Download the entire report and learn more about what we are doing on this issue.

What is the Duty to Accommodate or How did THEY get that job?!

 

 

What is the “duty to accommodate”? Human rights legislation protects the right of all workers to be free from discrimination on the basis of a disability. In the workplace this means an employee has the right to be “accommodated” so they can continue to work despite restrictions or limitations.

Have you ever wondered how it’s possible for someone to be “appointed” to a position you thought or hoped you might get at work? Was there an opening coming up, a possible promotion or new challenge you wanted to take a shot at, only to find the position filled without a competition being run? It may have been an “accommodation”.

What is an accommodation?  Simply, in terms of a worker with a disability, an accommodation is an adjustment to the employee’s job, duties, workstation, tools, schedule or hours that allows the worker to maintain employment. It is an employer’s duty to accommodate an individual suffering from an illness, injury or disability which might make it impossible for them to perform some or all the duties of their substantive position.

What is an accommodation NOT? An accommodation is NOT a handout. It’s not favoritism, it’s not an abuse of the system and it’s not cheating. It’s not something being done TO the co-workers of the accommodated worker and it’s not something done in conflict with the Union.
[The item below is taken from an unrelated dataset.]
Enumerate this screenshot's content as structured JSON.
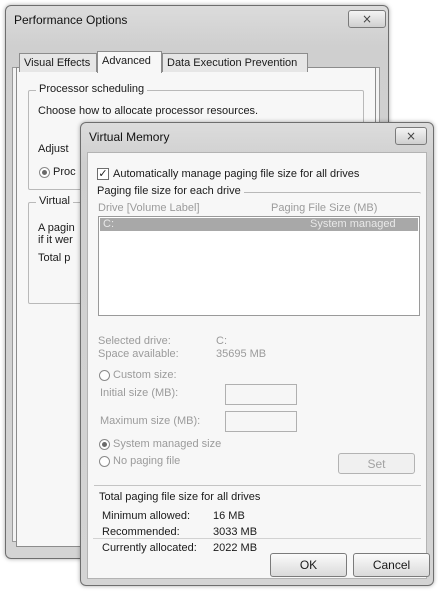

Everyone at the workplace has a responsibility to support an accommodation.

In a unionized workplace, the employee, union and employer have duties and responsibilities in the accommodation process. The employer has a duty to inquire when there is a reason to believe the employee may have a disability. This duty may be triggered by changes in behaviour, performance or attendance. The employee has a duty to disclose that they have a disability that may need an accommodation, and to provide sufficient medical evidence on their restrictions and limitations to support the process. The union has a duty to support accommodations; they may need to authorize adjustments to hours of work or exemptions from the usual hiring practices.

What is the role of co-workers in an accommodation? Union members are obliged to treat their co-workers with respect and to cooperate with accommodation efforts in their workplaces. While it can sometimes appear someone has been given preferential treatment in terms of duties, equipment, flexibility or exemption from competition, it’s important to understand there may be an accommodation in place. A work environment with supportive and accepting colleagues helps disabled workers feel safe. It’s also important to remember that co-workers are not owed full disclosure about an accommodated workers’ medical condition or issues. All workers can expect their privacy to be respected.

A successful accommodation requires the active participation of the employee; they are obliged to maintain communication with their doctor, employer, disability manager and union.  The employee must accept that the accommodation will be imperfect; a role will be found which suits their skills and knowledge as closely as possible.

Experienced workers provide enormous value to any workplace; they hold tremendous corporate memory and organizational intelligence. Workers with disabilities, injuries, addiction or illnesses do not cease being valuable when they face personal challenges. When you think about it, it’s good to know that accommodations will be made for you, should you need them.